One of the safest ways to “remineralize” teeth is to elevate the oral pH frequently while also providing enough safe material for teeth to absorb at the same time, says Lewis Gross, D.D.S., a holistic dentist and founder of Alka-White. He suggests looking for ingredients that will directly elevate oral pH, like sodium bicarbonate (baking soda), or indirectly by reducing the ability of bacteria to create sugar acids, like xylitol. Xylitol is found in Tom’s of Maine Simply White Toothpaste.
Ingredients that can be safely absorbed into tooth structure without health concerns also include potassium and magnesium carbonate. “It’s important to keep in mind that the best treatment to whiten teeth is prevention and that any treatment will need to include ingredients to address plaque removal, gum inflammation, and the bacterial environment,” adds Gross.
Frequently Asked Questions
How do whitening toothpastes work?
“Whitening toothpastes contain some type of abrasive ingredient that can remove the surface stains and make the teeth appear whiter than they were before,” explains Kantor. Essentially, these abrasives — oftentimes minerals such as silica — work by scrubbing off discoloration, not unlike grains and beads in exfoliating skin scrubs buff off dead skin cells. “Some whitening toothpastes may have a bleaching component in them, such as carbamide peroxide or hydrogen peroxide, but in order for a bleaching product to be most effective it has to remain isolated on the teeth for a period of time,” adds Kantor. (This is why strips or in-office bleaching treatments are so effective.)
How do you whiten teeth?
Along with enlisting a brightening toothpaste, Sheila Samaddar, D.D.S, a member of the American Dental Association and president of the DC Academy of General Dentistry, recommends staying on top of your oral hygiene in order to maintain those pearly whites. Brush your teeth twice a day for two minutes, floss daily, cut out smoking or the use of tobacco, limit stain-promoting foods and beverages (including the usual culprits like coffee, tea, and red wine), and pay regular visits to your dentist for checkups and cleanings, she says.
Are whitening toothpastes bad for my teeth?
Whitening toothpastes are generally safe for short-term use, but prolonged use of an abrasive toothpaste may lead to accelerated enamel wear and other complications, says Nejad. To prevent this, it’s best to avoid using abrasive toothpaste long-term. At the end of the day, as long as you’re not a super intense teeth grinder or have significantly worn down teeth (in this instance, the abrasive quality of most whitening toothpastes can be too damaging), many dentists recommend whitening toothpastes for those looking for a brighter smile.
Are charcoal toothpastes safe?
The safety of charcoal toothpaste is a topic of debate among dental professionals. While some people claim that activated charcoal can whiten teeth and improve oral health, there is no scientific evidence to support these claims. “In fact, most studies suggest that charcoal toothpaste does not improve tooth color and can increase surface roughness,” Nejad says. “Additionally, the abrasive nature of charcoal toothpaste may damage tooth enamel and cause tooth sensitivity. Charcoal toothpaste may also cause staining on the gums and tongue, which can be difficult to remove,” he adds. For this reason, we did not include any toothpastes with charcoal in our test or on our winners list.

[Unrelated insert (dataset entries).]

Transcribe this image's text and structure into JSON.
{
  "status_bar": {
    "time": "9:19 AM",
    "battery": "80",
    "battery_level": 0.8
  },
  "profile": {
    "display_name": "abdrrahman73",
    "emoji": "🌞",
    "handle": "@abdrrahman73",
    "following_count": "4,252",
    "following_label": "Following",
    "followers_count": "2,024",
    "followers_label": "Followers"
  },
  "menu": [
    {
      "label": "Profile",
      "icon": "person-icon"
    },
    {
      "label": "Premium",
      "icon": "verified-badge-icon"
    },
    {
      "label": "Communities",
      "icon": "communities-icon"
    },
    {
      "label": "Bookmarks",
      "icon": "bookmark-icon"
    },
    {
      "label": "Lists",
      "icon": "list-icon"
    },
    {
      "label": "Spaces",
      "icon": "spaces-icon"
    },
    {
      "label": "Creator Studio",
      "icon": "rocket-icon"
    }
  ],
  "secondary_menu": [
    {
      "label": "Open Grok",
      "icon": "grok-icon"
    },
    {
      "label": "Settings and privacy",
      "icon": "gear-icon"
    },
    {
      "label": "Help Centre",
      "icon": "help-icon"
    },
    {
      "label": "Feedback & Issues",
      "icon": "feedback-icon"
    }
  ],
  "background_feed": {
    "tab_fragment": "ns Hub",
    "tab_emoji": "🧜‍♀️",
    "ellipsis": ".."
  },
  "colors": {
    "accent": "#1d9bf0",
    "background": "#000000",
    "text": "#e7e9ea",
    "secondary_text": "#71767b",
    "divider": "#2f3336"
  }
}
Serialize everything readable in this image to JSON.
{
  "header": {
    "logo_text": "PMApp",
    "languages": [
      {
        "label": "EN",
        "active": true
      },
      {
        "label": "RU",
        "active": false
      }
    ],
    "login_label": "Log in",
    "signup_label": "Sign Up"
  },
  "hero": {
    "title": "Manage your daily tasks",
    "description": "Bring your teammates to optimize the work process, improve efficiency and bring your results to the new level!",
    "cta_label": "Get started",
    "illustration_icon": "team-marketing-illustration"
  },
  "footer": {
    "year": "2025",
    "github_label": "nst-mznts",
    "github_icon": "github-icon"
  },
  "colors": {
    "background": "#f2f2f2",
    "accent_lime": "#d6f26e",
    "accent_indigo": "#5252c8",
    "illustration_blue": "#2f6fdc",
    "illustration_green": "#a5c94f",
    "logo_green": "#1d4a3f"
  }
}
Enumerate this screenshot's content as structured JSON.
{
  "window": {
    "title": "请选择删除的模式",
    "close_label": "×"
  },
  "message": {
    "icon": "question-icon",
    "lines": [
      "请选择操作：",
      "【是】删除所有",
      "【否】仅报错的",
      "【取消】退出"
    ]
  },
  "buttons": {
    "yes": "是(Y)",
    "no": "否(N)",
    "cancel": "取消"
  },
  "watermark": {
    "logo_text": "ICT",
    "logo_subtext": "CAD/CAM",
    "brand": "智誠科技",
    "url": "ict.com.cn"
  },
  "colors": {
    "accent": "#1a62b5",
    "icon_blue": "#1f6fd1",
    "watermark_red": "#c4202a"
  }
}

Why Trust Shape
Shannon Bauer is a senior commerce editor for the Shape brand with seven years of experience writing, editing, and producing beauty and wellness content for the top print and digital publications. She reviewed the testing methodology, read through all tester reviews, and interviewed dentists to complete this list. Shannon also uses the Colgate Optic White Advanced Teeth Whitening Toothpaste herself.